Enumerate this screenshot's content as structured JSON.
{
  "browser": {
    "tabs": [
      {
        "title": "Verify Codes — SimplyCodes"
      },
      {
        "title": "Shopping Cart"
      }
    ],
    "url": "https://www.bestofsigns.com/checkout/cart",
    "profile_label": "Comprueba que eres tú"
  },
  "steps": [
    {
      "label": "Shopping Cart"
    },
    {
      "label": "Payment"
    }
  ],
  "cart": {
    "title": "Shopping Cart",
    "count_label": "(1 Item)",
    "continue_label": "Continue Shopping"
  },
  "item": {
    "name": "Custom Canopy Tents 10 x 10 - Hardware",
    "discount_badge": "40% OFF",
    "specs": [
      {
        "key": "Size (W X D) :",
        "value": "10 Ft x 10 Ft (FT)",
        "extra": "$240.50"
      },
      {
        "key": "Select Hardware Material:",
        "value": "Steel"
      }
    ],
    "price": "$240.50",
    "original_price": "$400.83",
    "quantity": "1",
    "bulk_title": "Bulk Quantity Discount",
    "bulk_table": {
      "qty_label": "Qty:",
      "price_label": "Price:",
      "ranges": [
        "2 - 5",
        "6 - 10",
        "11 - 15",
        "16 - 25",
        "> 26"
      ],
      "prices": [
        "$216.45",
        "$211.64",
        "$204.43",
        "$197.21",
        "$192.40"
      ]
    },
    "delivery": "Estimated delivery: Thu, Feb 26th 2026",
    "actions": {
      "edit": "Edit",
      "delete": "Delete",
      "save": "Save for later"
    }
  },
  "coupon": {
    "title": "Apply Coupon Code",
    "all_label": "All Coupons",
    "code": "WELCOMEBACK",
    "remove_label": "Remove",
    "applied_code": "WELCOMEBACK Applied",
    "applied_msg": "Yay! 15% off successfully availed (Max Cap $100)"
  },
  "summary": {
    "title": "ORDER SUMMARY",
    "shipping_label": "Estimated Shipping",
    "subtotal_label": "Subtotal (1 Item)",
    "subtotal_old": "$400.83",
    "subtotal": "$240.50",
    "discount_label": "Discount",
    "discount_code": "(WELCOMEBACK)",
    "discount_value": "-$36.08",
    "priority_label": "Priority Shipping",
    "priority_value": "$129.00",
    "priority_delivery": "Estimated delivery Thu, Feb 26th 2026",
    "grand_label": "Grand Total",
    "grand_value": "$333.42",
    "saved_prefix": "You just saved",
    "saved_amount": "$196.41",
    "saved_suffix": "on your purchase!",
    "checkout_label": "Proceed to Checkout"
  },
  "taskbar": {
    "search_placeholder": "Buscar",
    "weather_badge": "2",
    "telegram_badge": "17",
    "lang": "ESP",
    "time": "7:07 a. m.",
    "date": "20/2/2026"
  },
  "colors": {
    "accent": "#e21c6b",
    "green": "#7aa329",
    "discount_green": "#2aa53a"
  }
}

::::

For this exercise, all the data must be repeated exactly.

Enumerate this screenshot's content as structured JSON.
{
  "browser": {
    "tabs": [
      {
        "title": "Verify Codes — SimplyCodes"
      },
      {
        "title": "Shopping Cart"
      }
    ],
    "url": "https://www.bestofsigns.com/checkout/cart",
    "profile_label": "Comprueba que eres tú"
  },
  "steps": [
    {
      "label": "Shopping Cart"
    },
    {
      "label": "Payment"
    }
  ],
  "cart": {
    "title": "Shopping Cart",
    "count_label": "(1 Item)",
    "continue_label": "Continue Shopping"
  },
  "item": {
    "name": "Custom Canopy Tents 10 x 10 - Hardware",
    "discount_badge": "40% OFF",
    "specs": [
      {
        "key": "Size (W X D) :",
        "value": "10 Ft x 10 Ft (FT)",
        "extra": "$240.50"
      },
      {
        "key": "Select Hardware Material:",
        "value": "Steel"
      }
    ],
    "price": "$240.50",
    "original_price": "$400.83",
    "quantity": "1",
    "bulk_title": "Bulk Quantity Discount",
    "bulk_table": {
      "qty_label": "Qty:",
      "price_label": "Price:",
      "ranges": [
        "2 - 5",
        "6 - 10",
        "11 - 15",
        "16 - 25",
        "> 26"
      ],
      "prices": [
        "$216.45",
        "$211.64",
        "$204.43",
        "$197.21",
        "$192.40"
      ]
    },
    "delivery": "Estimated delivery: Thu, Feb 26th 2026",
    "actions": {
      "edit": "Edit",
      "delete": "Delete",
      "save": "Save for later"
    }
  },
  "coupon": {
    "title": "Apply Coupon Code",
    "all_label": "All Coupons",
    "code": "WELCOMEBACK",
    "remove_label": "Remove",
    "applied_code": "WELCOMEBACK Applied",
    "applied_msg": "Yay! 15% off successfully availed (Max Cap $100)"
  },
  "summary": {
    "title": "ORDER SUMMARY",
    "shipping_label": "Estimated Shipping",
    "subtotal_label": "Subtotal (1 Item)",
    "subtotal_old": "$400.83",
    "subtotal": "$240.50",
    "discount_label": "Discount",
    "discount_code": "(WELCOMEBACK)",
    "discount_value": "-$36.08",
    "priority_label": "Priority Shipping",
    "priority_value": "$129.00",
    "priority_delivery": "Estimated delivery Thu, Feb 26th 2026",
    "grand_label": "Grand Total",
    "grand_value": "$333.42",
    "saved_prefix": "You just saved",
    "saved_amount": "$196.41",
    "saved_suffix": "on your purchase!",
    "checkout_label": "Proceed to Checkout"
  },
  "taskbar": {
    "search_placeholder": "Buscar",
    "weather_badge": "2",
    "telegram_badge": "17",
    "lang": "ESP",
    "time": "7:07 a. m.",
    "date": "20/2/2026"
  },
  "colors": {
    "accent": "#e21c6b",
    "green": "#7aa329",
    "discount_green": "#2aa53a"
  }
}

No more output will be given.